** Opening Study material block **

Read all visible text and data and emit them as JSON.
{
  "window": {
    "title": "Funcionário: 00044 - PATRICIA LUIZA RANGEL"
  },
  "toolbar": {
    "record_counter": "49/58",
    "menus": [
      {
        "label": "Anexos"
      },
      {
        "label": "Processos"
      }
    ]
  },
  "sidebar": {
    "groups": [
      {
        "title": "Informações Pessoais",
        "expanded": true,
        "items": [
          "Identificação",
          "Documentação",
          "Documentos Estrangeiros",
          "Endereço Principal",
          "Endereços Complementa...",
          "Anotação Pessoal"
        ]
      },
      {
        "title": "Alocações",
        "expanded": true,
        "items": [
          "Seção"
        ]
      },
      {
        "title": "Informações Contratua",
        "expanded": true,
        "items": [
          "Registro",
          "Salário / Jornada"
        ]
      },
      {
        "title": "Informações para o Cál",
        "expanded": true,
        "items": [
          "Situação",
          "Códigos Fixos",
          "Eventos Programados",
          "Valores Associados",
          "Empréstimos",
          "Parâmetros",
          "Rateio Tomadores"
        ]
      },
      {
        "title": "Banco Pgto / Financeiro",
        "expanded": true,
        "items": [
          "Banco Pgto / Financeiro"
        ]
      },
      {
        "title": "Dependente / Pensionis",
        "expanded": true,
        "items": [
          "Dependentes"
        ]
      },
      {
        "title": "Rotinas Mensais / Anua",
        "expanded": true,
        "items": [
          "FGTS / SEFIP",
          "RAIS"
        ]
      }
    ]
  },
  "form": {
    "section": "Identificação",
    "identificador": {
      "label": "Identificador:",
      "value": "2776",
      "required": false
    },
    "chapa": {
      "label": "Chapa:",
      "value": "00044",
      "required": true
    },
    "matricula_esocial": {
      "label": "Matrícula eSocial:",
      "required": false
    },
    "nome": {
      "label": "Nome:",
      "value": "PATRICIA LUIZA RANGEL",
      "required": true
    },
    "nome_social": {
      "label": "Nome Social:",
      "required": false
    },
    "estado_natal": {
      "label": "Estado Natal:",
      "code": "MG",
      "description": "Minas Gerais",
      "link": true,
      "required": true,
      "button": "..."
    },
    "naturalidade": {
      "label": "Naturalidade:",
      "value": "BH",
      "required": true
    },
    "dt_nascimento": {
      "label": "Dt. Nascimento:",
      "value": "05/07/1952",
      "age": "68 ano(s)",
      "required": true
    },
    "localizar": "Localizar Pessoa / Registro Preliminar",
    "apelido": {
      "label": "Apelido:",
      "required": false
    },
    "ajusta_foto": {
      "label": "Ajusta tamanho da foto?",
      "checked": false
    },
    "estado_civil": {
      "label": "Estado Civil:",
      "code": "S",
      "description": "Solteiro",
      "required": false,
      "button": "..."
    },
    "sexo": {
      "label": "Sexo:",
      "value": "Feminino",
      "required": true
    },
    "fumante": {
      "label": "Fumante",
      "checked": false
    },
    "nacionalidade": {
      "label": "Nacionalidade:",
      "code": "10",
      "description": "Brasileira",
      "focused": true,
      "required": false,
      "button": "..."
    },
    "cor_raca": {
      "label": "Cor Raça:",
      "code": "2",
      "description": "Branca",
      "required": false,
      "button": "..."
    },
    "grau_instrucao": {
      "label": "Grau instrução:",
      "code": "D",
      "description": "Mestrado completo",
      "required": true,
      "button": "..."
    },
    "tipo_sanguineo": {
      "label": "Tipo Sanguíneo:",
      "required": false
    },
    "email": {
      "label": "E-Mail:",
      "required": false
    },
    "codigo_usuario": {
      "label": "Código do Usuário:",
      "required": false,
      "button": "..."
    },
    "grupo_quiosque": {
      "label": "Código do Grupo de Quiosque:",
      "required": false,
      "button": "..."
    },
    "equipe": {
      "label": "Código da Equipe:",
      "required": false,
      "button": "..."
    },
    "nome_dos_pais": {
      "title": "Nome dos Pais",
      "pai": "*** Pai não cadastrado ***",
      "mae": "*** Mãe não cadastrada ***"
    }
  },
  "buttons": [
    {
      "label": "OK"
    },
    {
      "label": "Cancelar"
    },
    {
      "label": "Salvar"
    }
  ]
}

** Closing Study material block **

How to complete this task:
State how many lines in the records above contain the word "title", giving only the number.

Task response:
9